Not the words I expected to hear from a 70-something hiker as he ascended the tough scree slopes of Croagh Patrick, a mountain on Ireland’s western seaboard, on a rain and wind-lashed November afternoon.
The light was falling and I was coming off the mountain as quickly as my sodden boots could carry me. As I descended I was surprised to see, emerging from the mist ten minutes below the summit, a couple of men making their way up.
As they got closer I expected a brief conversation, above the howling wind, about conditions on top or how much longer they had to hike to get there. That’s if I even wanted to engage in conversation – my summit high had quickly faded and I was dreaming of taking off every piece of wet clothing once I got back to my car.
The lead climber, now just meters away, was 40 years older than me, moving slower than I was and clearly feeling the impact of a 700 meter ascent up a wet rock path.
Seconds before we passed he looked up and grimaced, before smiling briefly and giving me his words of advice.
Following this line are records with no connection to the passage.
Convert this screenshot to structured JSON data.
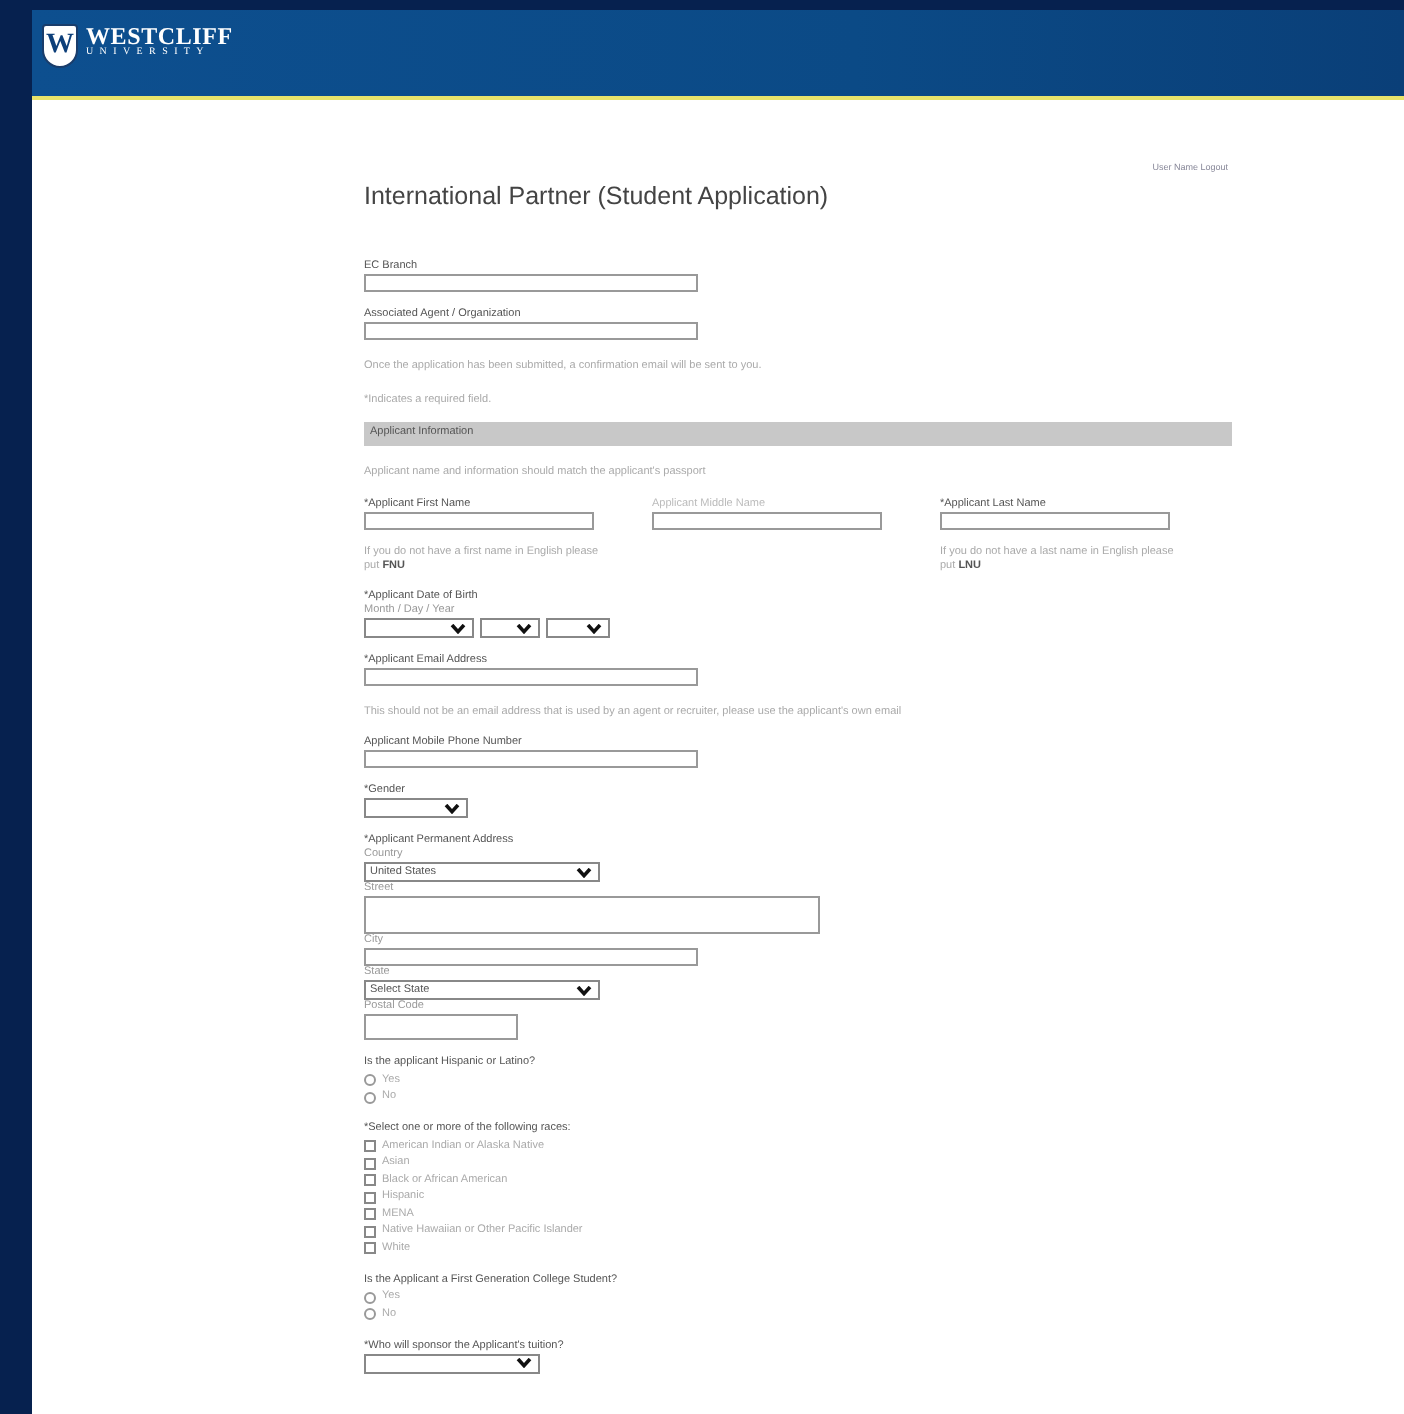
{
  "header": {
    "logo_letter": "W",
    "brand": "WESTCLIFF",
    "brand_sub": "UNIVERSITY"
  },
  "user_links": "User Name Logout",
  "form": {
    "title": "International Partner (Student Application)",
    "items": [
      {
        "kind": "label",
        "text": "EC Branch"
      },
      {
        "kind": "field"
      },
      {
        "kind": "label",
        "text": "Associated Agent / Organization"
      },
      {
        "kind": "field"
      },
      {
        "kind": "note",
        "text": "Once the application has been submitted, a confirmation email will be sent to you."
      },
      {
        "kind": "note",
        "text": "*Indicates a required field."
      },
      {
        "kind": "section",
        "text": "Applicant Information"
      },
      {
        "kind": "note",
        "text": "Applicant name and information should match the applicant's passport"
      },
      {
        "kind": "names",
        "columns": [
          {
            "label": "*Applicant First Name",
            "note": "If you do not have a first name in English please put **FNU**",
            "dim": false
          },
          {
            "label": "Applicant Middle Name",
            "dim": true
          },
          {
            "label": "*Applicant Last Name",
            "note": "If you do not have a last name in English please put **LNU**",
            "dim": false
          }
        ]
      },
      {
        "kind": "label",
        "text": "*Applicant Date of Birth"
      },
      {
        "kind": "sublabel",
        "text": "Month / Day / Year"
      },
      {
        "kind": "date"
      },
      {
        "kind": "label",
        "text": "*Applicant Email Address"
      },
      {
        "kind": "field"
      },
      {
        "kind": "note",
        "text": "This should not be an email address that is used by an agent or recruiter, please use the applicant's own email"
      },
      {
        "kind": "label",
        "text": "Applicant Mobile Phone Number"
      },
      {
        "kind": "field"
      },
      {
        "kind": "label",
        "text": "*Gender"
      },
      {
        "kind": "select"
      },
      {
        "kind": "label",
        "text": "*Applicant Permanent Address"
      },
      {
        "kind": "sublabel",
        "text": "Country"
      },
      {
        "kind": "long-select",
        "value": "United States"
      },
      {
        "kind": "sublabel",
        "text": "Street"
      },
      {
        "kind": "textarea"
      },
      {
        "kind": "sublabel",
        "text": "City"
      },
      {
        "kind": "field"
      },
      {
        "kind": "sublabel",
        "text": "State"
      },
      {
        "kind": "long-select",
        "value": "Select State"
      },
      {
        "kind": "sublabel",
        "text": "Postal Code"
      },
      {
        "kind": "short-field"
      },
      {
        "kind": "label",
        "text": "Is the applicant Hispanic or Latino?"
      },
      {
        "kind": "radios",
        "options": [
          {
            "label": "Yes",
            "checked": false
          },
          {
            "label": "No",
            "checked": false
          }
        ]
      },
      {
        "kind": "label",
        "text": "*Select one or more of the following races:"
      },
      {
        "kind": "checkboxes",
        "options": [
          {
            "label": "American Indian or Alaska Native",
            "checked": false
          },
          {
            "label": "Asian",
            "checked": false
          },
          {
            "label": "Black or African American",
            "checked": false
          },
          {
            "label": "Hispanic",
            "checked": false
          },
          {
            "label": "MENA",
            "checked": false
          },
          {
            "label": "Native Hawaiian or Other Pacific Islander",
            "checked": false
          },
          {
            "label": "White",
            "checked": false
          }
        ]
      },
      {
        "kind": "label",
        "text": "Is the Applicant a First Generation College Student?"
      },
      {
        "kind": "radios",
        "options": [
          {
            "label": "Yes",
            "checked": false
          },
          {
            "label": "No",
            "checked": false
          }
        ]
      },
      {
        "kind": "label",
        "text": "*Who will sponsor the Applicant's tuition?"
      },
      {
        "kind": "mid-select"
      }
    ]
  }
}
A second later we parted. I think we managed a mutual ‘best of luck’ – but I doubt either of us heard it above the wind.
This morning I awoke more than 4,400 miles from Croagh Patrick, to the sight of rain pouring down on the September streets of Portland, Oregon. It was before dawn, I was tired, my legs were sore, my rain-gear packed in a box still in transit from Ireland.
I could’ve provided myself with a dozen more excuses not to go for a morning run. But something in the rising light or the hanging clouds on the West Hills kicked me back to November 2008, to the slopes of Croagh Patrick and an old hiker who refused to quit on a hard mountain day.
My three miler was little compared to his daylong climb, though we probably wound up equally drenched afterwards.
Eight years on, the Croagh Patrick climber’s advice has stayed with me. Whether it’s climbing a weather-lashed mountain or pounding city streets through the rain, don’t think it, just do it – and keeping doing it. If nothing else, your soul will be fit.
A climber through the mist, Croagh Patrick, November 2008